Democrats pounced recently when GOP presidential hopeful Jeb Bush, while discussing Medicare in a town hall meeting, said, “We need to figure out a way to phase out this program …”
The next day, Bush offered this clarification: “We need to protect it for people that have it, and we need to make sure we reform it for people that are expecting it,” he said.
Naturally, his partisan critics weren’t mollified. “Bush doubles down on phasing out Medicare,” read one typical email alert from the Democratic National Committee.
But in the same week that Bush reiterated his call for changes in Medicare to make it sustainable, so did the program’s trustees in their annual report. “Notwithstanding recent favorable developments, current-law projections indicate that Medicare still faces a substantial financial shortfall that will need to be addressed with further legislation,” the trustees wrote. “Such legislation should be enacted sooner rather than later to minimize the impact on beneficiaries, providers, and taxpayers.”
Yet the trustees, including three of President Barack Obama’s Cabinet secretaries, weren’t targeted in any DNC email blasts for their own candid assessment of the program’s financial woes and need for reform.
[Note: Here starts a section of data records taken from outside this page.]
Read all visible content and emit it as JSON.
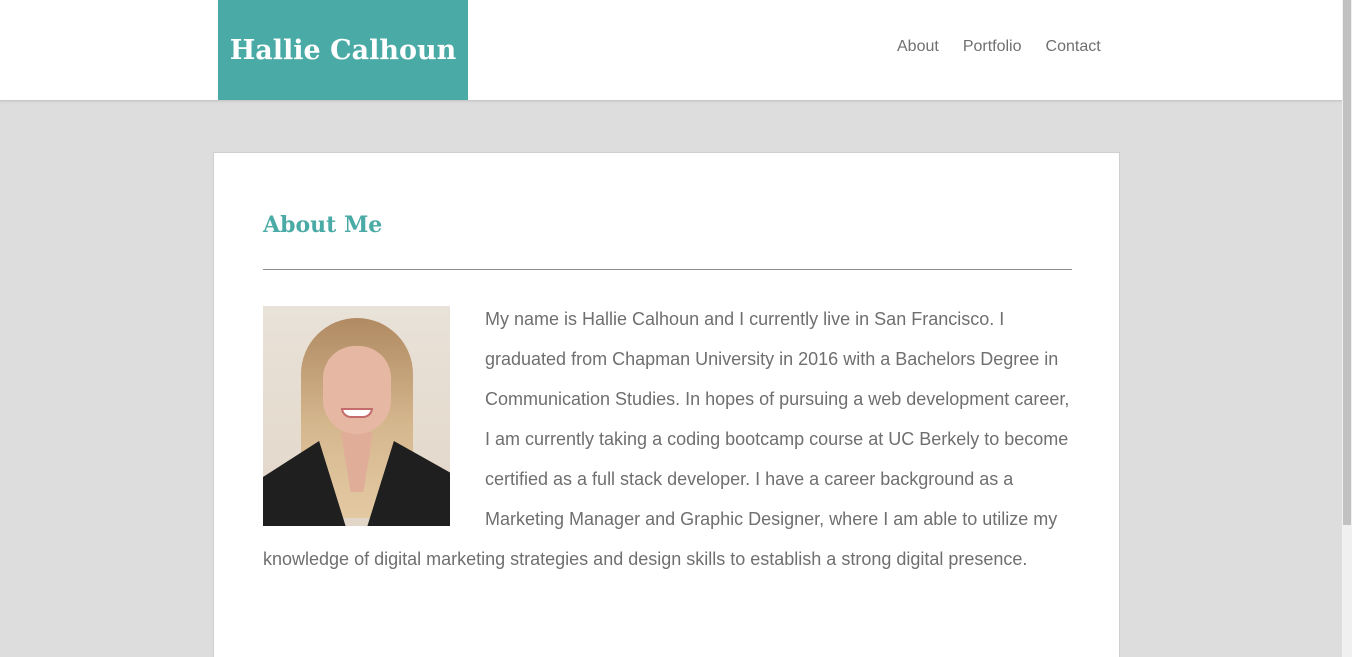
{
  "header": {
    "brand": "Hallie Calhoun",
    "nav": [
      "About",
      "Portfolio",
      "Contact"
    ]
  },
  "about": {
    "title": "About Me",
    "photo_alt": "Hallie Calhoun portrait photo",
    "bio": "My name is Hallie Calhoun and I currently live in San Francisco. I graduated from Chapman University in 2016 with a Bachelors Degree in Communication Studies. In hopes of pursuing a web development career, I am currently taking a coding bootcamp course at UC Berkely to become certified as a full stack developer. I have a career background as a Marketing Manager and Graphic Designer, where I am able to utilize my knowledge of digital marketing strategies and design skills to establish a strong digital presence."
  },
  "colors": {
    "accent": "#4aaaa5",
    "background": "#dddddd",
    "text": "#6f6f6f"
  },
  "icons": {
    "photo": "portrait-photo"
  }
}
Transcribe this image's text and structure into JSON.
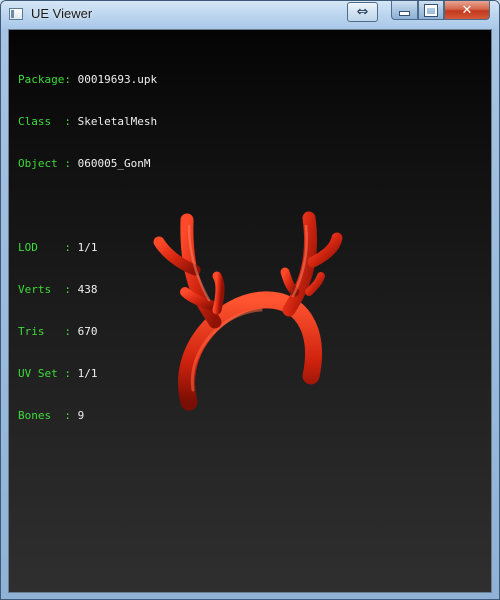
{
  "window": {
    "title": "UE Viewer",
    "swap_glyph": "⇔",
    "close_glyph": "✕"
  },
  "info_rows": [
    {
      "key": "Package: ",
      "value": "00019693.upk"
    },
    {
      "key": "Class  : ",
      "value": "SkeletalMesh"
    },
    {
      "key": "Object : ",
      "value": "060005_GonM"
    },
    {
      "key": "LOD    : ",
      "value": "1/1"
    },
    {
      "key": "Verts  : ",
      "value": "438"
    },
    {
      "key": "Tris   : ",
      "value": "670"
    },
    {
      "key": "UV Set : ",
      "value": "1/1"
    },
    {
      "key": "Bones  : ",
      "value": "9"
    }
  ],
  "colors": {
    "label": "#3ddc38",
    "value": "#f0f0f0",
    "mesh": "#d42611"
  },
  "icons": [
    "app-window-icon",
    "swap-icon",
    "minimize-icon",
    "maximize-icon",
    "close-icon"
  ]
}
Imagine that.
Medicare provides health care coverage to 56 million Americans who are 65 and older or disabled. That total includes more than 3.5 million Floridians. Bush, as a former two-term governor here, doesn’t have to be reminded of the importance of the program to residents of the Sunshine State.
But spending on Medicare is headed toward unsustainable levels as more members of the huge baby boom generation age into the program and health care costs climb. The trustees warned this week that the balance in Medicare’s Hospital Insurance Trust Fund will hit zero in 2030 – just as today’s 50-year olds are becoming eligible.
Overall Medicare spending – more than $600 billion last year – is projected to rise by 60 percent over the next 25 years. And Congress will need to shovel in more and more general tax revenue to close a growing gap between Medicare expenditures and revenue from its premiums and co-pays, which currently cover just 56 percent of its costs.
More federal funding will squeeze out spending in the budget for other purposes, such as education and environmental protection, that – ironically – are most valued by Democrats.
Bush has not called for any changes in Medicare for current beneficiaries, but suggested some money-saving changes that would apply in the future, including a higher eligibility age and means testing to require wealthier retirees to pay more. These ideas have pros and cons. They are certainly worthy of further discussion.
Democrats should be willing to engage in that discussion – not just ignore the financial problems with Medicare highlighted by the president’s Cabinet secretaries, and attack any Republican who dares offer solutions.